# RECORDED DATA
◇ ◇ ◇

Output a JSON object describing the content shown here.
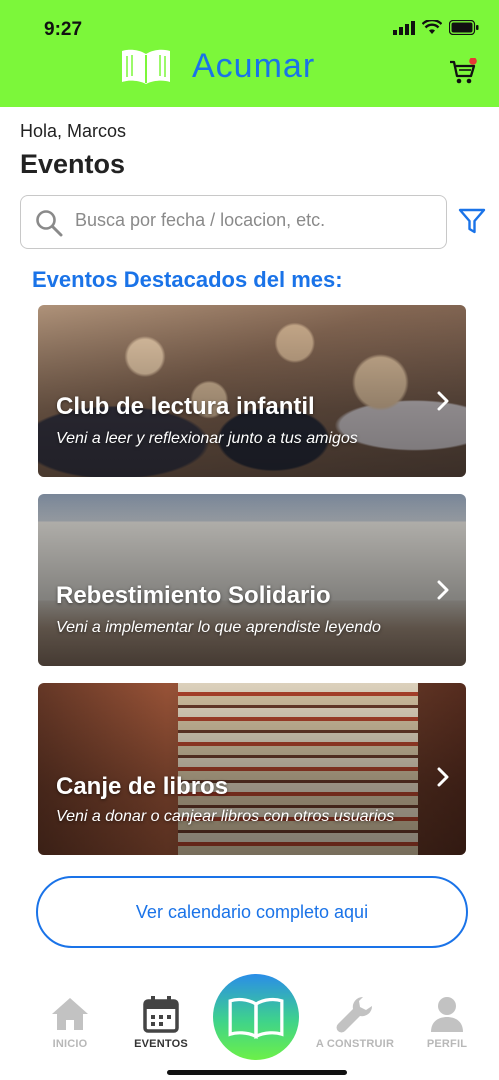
{
  "status_bar": {
    "time": "9:27"
  },
  "brand": {
    "name": "Acumar",
    "accent": "#1a73e8",
    "header_bg": "#7cf73a"
  },
  "greeting": "Hola, Marcos",
  "page_title": "Eventos",
  "search": {
    "placeholder": "Busca por fecha / locacion, etc.",
    "value": ""
  },
  "featured_title": "Eventos Destacados del mes:",
  "events": [
    {
      "title": "Club de lectura infantil",
      "subtitle": "Veni a leer y reflexionar junto a tus amigos"
    },
    {
      "title": "Rebestimiento Solidario",
      "subtitle": "Veni a implementar lo que aprendiste leyendo"
    },
    {
      "title": "Canje de libros",
      "subtitle": "Veni a donar o canjear libros con otros usuarios"
    }
  ],
  "cta_label": "Ver calendario completo aqui",
  "nav": {
    "items": [
      {
        "label": "INICIO",
        "icon": "home-icon",
        "active": false
      },
      {
        "label": "EVENTOS",
        "icon": "calendar-icon",
        "active": true
      },
      {
        "label": "",
        "icon": "book-icon",
        "active": false
      },
      {
        "label": "A CONSTRUIR",
        "icon": "wrench-icon",
        "active": false
      },
      {
        "label": "PERFIL",
        "icon": "user-icon",
        "active": false
      }
    ]
  }
}
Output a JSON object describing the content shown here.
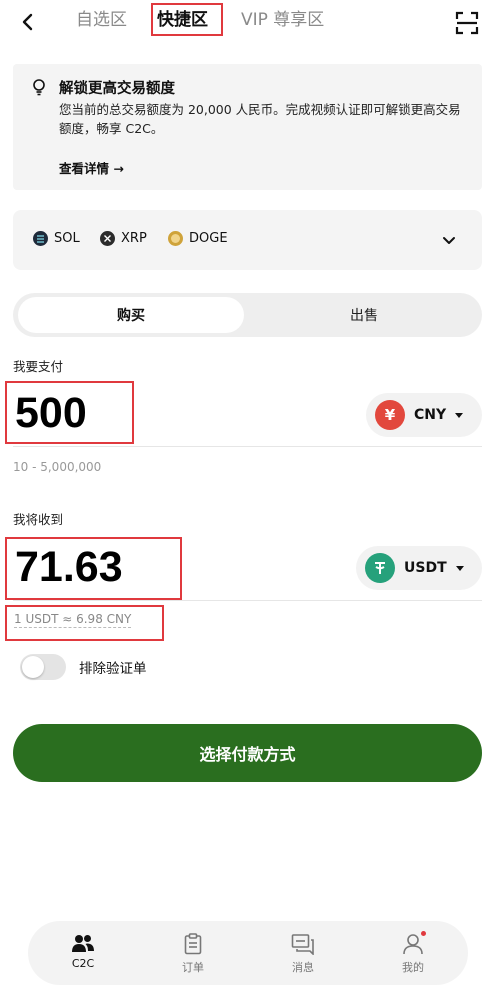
{
  "header": {
    "tabs": [
      {
        "label": "自选区",
        "active": false
      },
      {
        "label": "快捷区",
        "active": true
      },
      {
        "label": "VIP 尊享区",
        "active": false
      }
    ]
  },
  "notice": {
    "title": "解锁更高交易额度",
    "description": "您当前的总交易额度为 20,000 人民币。完成视频认证即可解锁更高交易额度，畅享 C2C。",
    "link": "查看详情 →"
  },
  "coins": [
    {
      "symbol": "SOL",
      "icon": "sol-icon"
    },
    {
      "symbol": "XRP",
      "icon": "xrp-icon"
    },
    {
      "symbol": "DOGE",
      "icon": "doge-icon"
    }
  ],
  "trade_toggle": {
    "buy": "购买",
    "sell": "出售",
    "selected": "buy"
  },
  "pay": {
    "label": "我要支付",
    "amount": "500",
    "currency": "CNY",
    "currency_symbol": "¥",
    "limits": "10 - 5,000,000"
  },
  "receive": {
    "label": "我将收到",
    "amount": "71.63",
    "currency": "USDT",
    "rate": "1 USDT ≈ 6.98 CNY"
  },
  "exclude_verification": {
    "label": "排除验证单",
    "enabled": false
  },
  "cta": {
    "label": "选择付款方式"
  },
  "bottom_nav": [
    {
      "label": "C2C",
      "icon": "people-icon",
      "active": true
    },
    {
      "label": "订单",
      "icon": "clipboard-icon",
      "active": false
    },
    {
      "label": "消息",
      "icon": "chat-icon",
      "active": false
    },
    {
      "label": "我的",
      "icon": "profile-icon",
      "active": false,
      "badge": true
    }
  ],
  "colors": {
    "accent_green": "#2a6e1f",
    "highlight_red": "#e0393e",
    "cny_red": "#e2483d",
    "usdt_teal": "#26a17b"
  }
}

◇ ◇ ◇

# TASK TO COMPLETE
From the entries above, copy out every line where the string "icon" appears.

# WORKED SOLUTION
        "icon": "home-icon",
        "icon": "calendar-icon",
        "icon": "book-icon",
        "icon": "wrench-icon",
        "icon": "user-icon",
      "icon": "sol-icon"
      "icon": "xrp-icon"
      "icon": "doge-icon"
      "icon": "people-icon",
      "icon": "clipboard-icon",
      "icon": "chat-icon",
      "icon": "profile-icon",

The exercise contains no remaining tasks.